§ Task brief: Where the listing shows an image, skip it and output all other material unchanged.

§ Provided entries:
□ □ □

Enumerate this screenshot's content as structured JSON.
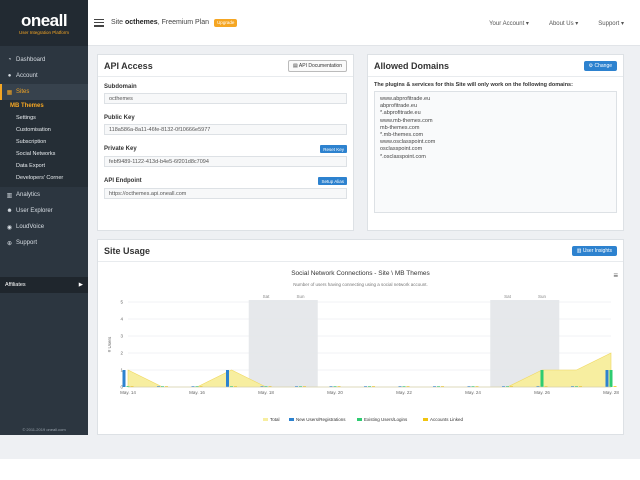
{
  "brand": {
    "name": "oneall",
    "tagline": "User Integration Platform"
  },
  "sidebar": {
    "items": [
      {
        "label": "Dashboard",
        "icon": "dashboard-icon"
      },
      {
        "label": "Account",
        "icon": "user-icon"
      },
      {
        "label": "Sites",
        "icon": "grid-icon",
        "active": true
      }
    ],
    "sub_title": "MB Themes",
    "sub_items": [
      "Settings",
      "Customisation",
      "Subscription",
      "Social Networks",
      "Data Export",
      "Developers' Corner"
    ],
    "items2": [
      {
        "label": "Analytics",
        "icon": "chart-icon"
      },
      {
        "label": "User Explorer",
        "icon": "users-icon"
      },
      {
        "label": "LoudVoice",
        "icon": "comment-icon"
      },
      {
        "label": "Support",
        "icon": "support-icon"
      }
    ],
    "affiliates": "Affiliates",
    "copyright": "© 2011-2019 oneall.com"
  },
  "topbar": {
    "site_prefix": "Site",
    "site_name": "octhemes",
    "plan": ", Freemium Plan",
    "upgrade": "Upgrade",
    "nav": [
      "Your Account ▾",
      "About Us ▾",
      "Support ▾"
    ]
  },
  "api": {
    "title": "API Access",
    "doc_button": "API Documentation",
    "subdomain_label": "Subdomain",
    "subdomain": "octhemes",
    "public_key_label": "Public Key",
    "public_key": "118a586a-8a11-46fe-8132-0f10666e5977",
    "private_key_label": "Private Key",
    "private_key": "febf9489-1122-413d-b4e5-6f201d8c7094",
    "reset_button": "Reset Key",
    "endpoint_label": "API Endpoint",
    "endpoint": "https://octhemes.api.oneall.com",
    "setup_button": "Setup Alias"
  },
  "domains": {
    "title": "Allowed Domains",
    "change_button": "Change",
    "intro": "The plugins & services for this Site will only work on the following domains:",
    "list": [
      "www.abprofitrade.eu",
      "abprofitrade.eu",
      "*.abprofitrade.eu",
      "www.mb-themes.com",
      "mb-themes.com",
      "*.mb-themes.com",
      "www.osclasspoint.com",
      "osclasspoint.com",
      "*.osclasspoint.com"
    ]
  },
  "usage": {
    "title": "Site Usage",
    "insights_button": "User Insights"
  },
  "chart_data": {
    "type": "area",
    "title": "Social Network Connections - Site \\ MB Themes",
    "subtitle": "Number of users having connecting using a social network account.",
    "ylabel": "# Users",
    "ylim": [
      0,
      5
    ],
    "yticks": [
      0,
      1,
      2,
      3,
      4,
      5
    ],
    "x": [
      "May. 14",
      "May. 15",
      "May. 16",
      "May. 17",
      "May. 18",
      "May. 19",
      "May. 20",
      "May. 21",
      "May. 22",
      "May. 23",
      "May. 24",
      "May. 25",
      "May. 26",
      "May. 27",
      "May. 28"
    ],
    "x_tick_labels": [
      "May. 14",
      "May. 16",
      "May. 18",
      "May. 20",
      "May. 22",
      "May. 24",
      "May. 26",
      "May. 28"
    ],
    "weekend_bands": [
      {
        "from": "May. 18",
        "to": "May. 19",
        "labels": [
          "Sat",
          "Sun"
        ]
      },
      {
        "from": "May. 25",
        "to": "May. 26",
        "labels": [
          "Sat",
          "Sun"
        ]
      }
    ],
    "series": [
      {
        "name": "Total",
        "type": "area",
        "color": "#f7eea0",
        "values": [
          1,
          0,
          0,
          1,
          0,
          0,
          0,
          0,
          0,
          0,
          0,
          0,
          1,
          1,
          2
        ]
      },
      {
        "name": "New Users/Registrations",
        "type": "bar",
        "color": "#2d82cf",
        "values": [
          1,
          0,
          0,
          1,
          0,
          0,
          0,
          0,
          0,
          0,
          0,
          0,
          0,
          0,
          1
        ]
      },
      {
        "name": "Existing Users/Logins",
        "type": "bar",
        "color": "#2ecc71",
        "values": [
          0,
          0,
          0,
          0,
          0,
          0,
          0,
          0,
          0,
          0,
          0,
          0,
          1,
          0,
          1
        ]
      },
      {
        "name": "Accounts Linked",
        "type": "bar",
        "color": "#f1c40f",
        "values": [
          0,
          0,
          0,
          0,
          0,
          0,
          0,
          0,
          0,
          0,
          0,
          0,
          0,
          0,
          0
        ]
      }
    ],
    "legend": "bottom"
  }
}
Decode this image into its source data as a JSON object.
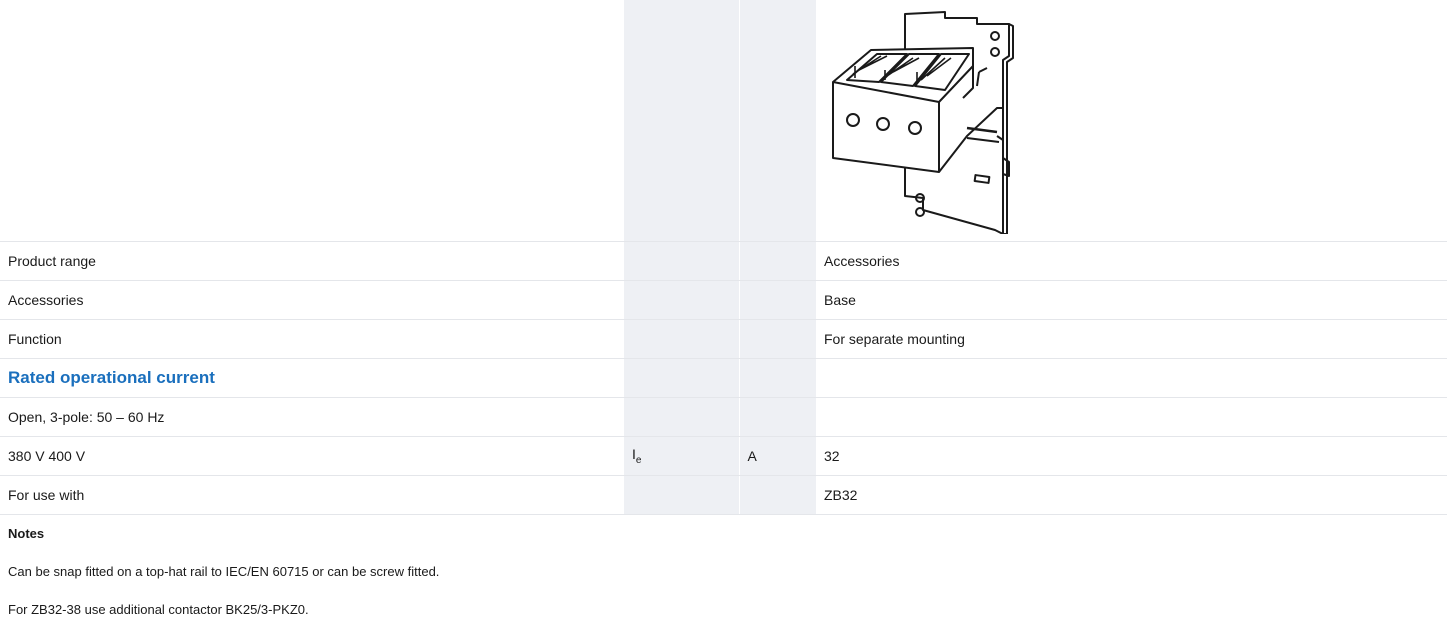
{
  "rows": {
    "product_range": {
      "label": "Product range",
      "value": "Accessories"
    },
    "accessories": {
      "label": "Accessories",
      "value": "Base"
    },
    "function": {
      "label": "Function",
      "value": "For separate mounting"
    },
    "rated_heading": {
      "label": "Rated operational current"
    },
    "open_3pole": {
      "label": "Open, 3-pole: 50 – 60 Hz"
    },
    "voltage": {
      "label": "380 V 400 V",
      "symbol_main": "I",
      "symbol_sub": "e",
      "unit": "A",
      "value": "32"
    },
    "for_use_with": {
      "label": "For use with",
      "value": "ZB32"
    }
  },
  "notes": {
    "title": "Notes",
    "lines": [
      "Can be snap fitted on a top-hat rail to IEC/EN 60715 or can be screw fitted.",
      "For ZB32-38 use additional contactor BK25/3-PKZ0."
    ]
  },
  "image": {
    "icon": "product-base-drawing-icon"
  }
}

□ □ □

§ Your solution:
Enumerate this screenshot's content as structured JSON.
{
  "brand": {
    "name": "oneall",
    "tagline": "User Integration Platform"
  },
  "sidebar": {
    "items": [
      {
        "label": "Dashboard",
        "icon": "dashboard-icon"
      },
      {
        "label": "Account",
        "icon": "user-icon"
      },
      {
        "label": "Sites",
        "icon": "grid-icon",
        "active": true
      }
    ],
    "sub_title": "MB Themes",
    "sub_items": [
      "Settings",
      "Customisation",
      "Subscription",
      "Social Networks",
      "Data Export",
      "Developers' Corner"
    ],
    "items2": [
      {
        "label": "Analytics",
        "icon": "chart-icon"
      },
      {
        "label": "User Explorer",
        "icon": "users-icon"
      },
      {
        "label": "LoudVoice",
        "icon": "comment-icon"
      },
      {
        "label": "Support",
        "icon": "support-icon"
      }
    ],
    "affiliates": "Affiliates",
    "copyright": "© 2011-2019 oneall.com"
  },
  "topbar": {
    "site_prefix": "Site",
    "site_name": "octhemes",
    "plan": ", Freemium Plan",
    "upgrade": "Upgrade",
    "nav": [
      "Your Account ▾",
      "About Us ▾",
      "Support ▾"
    ]
  },
  "api": {
    "title": "API Access",
    "doc_button": "API Documentation",
    "subdomain_label": "Subdomain",
    "subdomain": "octhemes",
    "public_key_label": "Public Key",
    "public_key": "118a586a-8a11-46fe-8132-0f10666e5977",
    "private_key_label": "Private Key",
    "private_key": "febf9489-1122-413d-b4e5-6f201d8c7094",
    "reset_button": "Reset Key",
    "endpoint_label": "API Endpoint",
    "endpoint": "https://octhemes.api.oneall.com",
    "setup_button": "Setup Alias"
  },
  "domains": {
    "title": "Allowed Domains",
    "change_button": "Change",
    "intro": "The plugins & services for this Site will only work on the following domains:",
    "list": [
      "www.abprofitrade.eu",
      "abprofitrade.eu",
      "*.abprofitrade.eu",
      "www.mb-themes.com",
      "mb-themes.com",
      "*.mb-themes.com",
      "www.osclasspoint.com",
      "osclasspoint.com",
      "*.osclasspoint.com"
    ]
  },
  "usage": {
    "title": "Site Usage",
    "insights_button": "User Insights"
  },
  "chart_data": {
    "type": "area",
    "title": "Social Network Connections - Site \\ MB Themes",
    "subtitle": "Number of users having connecting using a social network account.",
    "ylabel": "# Users",
    "ylim": [
      0,
      5
    ],
    "yticks": [
      0,
      1,
      2,
      3,
      4,
      5
    ],
    "x": [
      "May. 14",
      "May. 15",
      "May. 16",
      "May. 17",
      "May. 18",
      "May. 19",
      "May. 20",
      "May. 21",
      "May. 22",
      "May. 23",
      "May. 24",
      "May. 25",
      "May. 26",
      "May. 27",
      "May. 28"
    ],
    "x_tick_labels": [
      "May. 14",
      "May. 16",
      "May. 18",
      "May. 20",
      "May. 22",
      "May. 24",
      "May. 26",
      "May. 28"
    ],
    "weekend_bands": [
      {
        "from": "May. 18",
        "to": "May. 19",
        "labels": [
          "Sat",
          "Sun"
        ]
      },
      {
        "from": "May. 25",
        "to": "May. 26",
        "labels": [
          "Sat",
          "Sun"
        ]
      }
    ],
    "series": [
      {
        "name": "Total",
        "type": "area",
        "color": "#f7eea0",
        "values": [
          1,
          0,
          0,
          1,
          0,
          0,
          0,
          0,
          0,
          0,
          0,
          0,
          1,
          1,
          2
        ]
      },
      {
        "name": "New Users/Registrations",
        "type": "bar",
        "color": "#2d82cf",
        "values": [
          1,
          0,
          0,
          1,
          0,
          0,
          0,
          0,
          0,
          0,
          0,
          0,
          0,
          0,
          1
        ]
      },
      {
        "name": "Existing Users/Logins",
        "type": "bar",
        "color": "#2ecc71",
        "values": [
          0,
          0,
          0,
          0,
          0,
          0,
          0,
          0,
          0,
          0,
          0,
          0,
          1,
          0,
          1
        ]
      },
      {
        "name": "Accounts Linked",
        "type": "bar",
        "color": "#f1c40f",
        "values": [
          0,
          0,
          0,
          0,
          0,
          0,
          0,
          0,
          0,
          0,
          0,
          0,
          0,
          0,
          0
        ]
      }
    ],
    "legend": "bottom"
  }
}
Decode this image into its source data as a JSON object.
{
  "rows": {
    "product_range": {
      "label": "Product range",
      "value": "Accessories"
    },
    "accessories": {
      "label": "Accessories",
      "value": "Base"
    },
    "function": {
      "label": "Function",
      "value": "For separate mounting"
    },
    "rated_heading": {
      "label": "Rated operational current"
    },
    "open_3pole": {
      "label": "Open, 3-pole: 50 – 60 Hz"
    },
    "voltage": {
      "label": "380 V 400 V",
      "symbol_main": "I",
      "symbol_sub": "e",
      "unit": "A",
      "value": "32"
    },
    "for_use_with": {
      "label": "For use with",
      "value": "ZB32"
    }
  },
  "notes": {
    "title": "Notes",
    "lines": [
      "Can be snap fitted on a top-hat rail to IEC/EN 60715 or can be screw fitted.",
      "For ZB32-38 use additional contactor BK25/3-PKZ0."
    ]
  },
  "image": {
    "icon": "product-base-drawing-icon"
  }
}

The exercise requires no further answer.